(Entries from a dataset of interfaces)
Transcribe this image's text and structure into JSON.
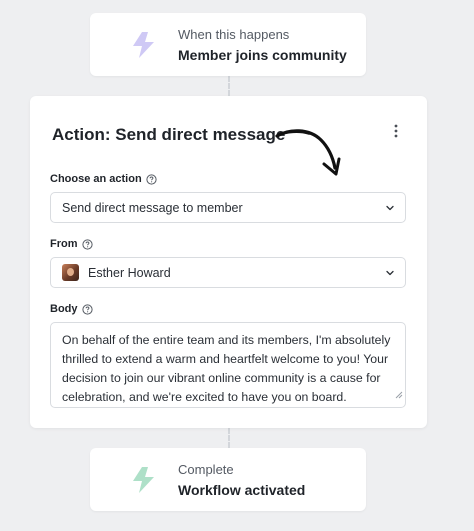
{
  "trigger": {
    "subtitle": "When this happens",
    "title": "Member joins community",
    "icon": "lightning-icon",
    "icon_color": "#c9c3f2"
  },
  "action": {
    "title": "Action: Send direct message",
    "menu_icon": "more-vertical-icon",
    "choose_action": {
      "label": "Choose an action",
      "value": "Send direct message to member"
    },
    "from": {
      "label": "From",
      "value": "Esther Howard"
    },
    "body": {
      "label": "Body",
      "value": "On behalf of the entire team and its members, I'm absolutely thrilled to extend a warm and heartfelt welcome to you! Your decision to join our vibrant online community is a cause for celebration, and we're excited to have you on board."
    }
  },
  "complete": {
    "subtitle": "Complete",
    "title": "Workflow activated",
    "icon": "lightning-icon",
    "icon_color": "#a8dcc3"
  }
}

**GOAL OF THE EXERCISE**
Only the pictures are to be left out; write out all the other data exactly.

**OUTPUT FOR THIS TASK**
Transcribe this image's text and structure into JSON.
{
  "trigger": {
    "subtitle": "When this happens",
    "title": "Member joins community",
    "icon": "lightning-icon",
    "icon_color": "#c9c3f2"
  },
  "action": {
    "title": "Action: Send direct message",
    "menu_icon": "more-vertical-icon",
    "choose_action": {
      "label": "Choose an action",
      "value": "Send direct message to member"
    },
    "from": {
      "label": "From",
      "value": "Esther Howard"
    },
    "body": {
      "label": "Body",
      "value": "On behalf of the entire team and its members, I'm absolutely thrilled to extend a warm and heartfelt welcome to you! Your decision to join our vibrant online community is a cause for celebration, and we're excited to have you on board."
    }
  },
  "complete": {
    "subtitle": "Complete",
    "title": "Workflow activated",
    "icon": "lightning-icon",
    "icon_color": "#a8dcc3"
  }
}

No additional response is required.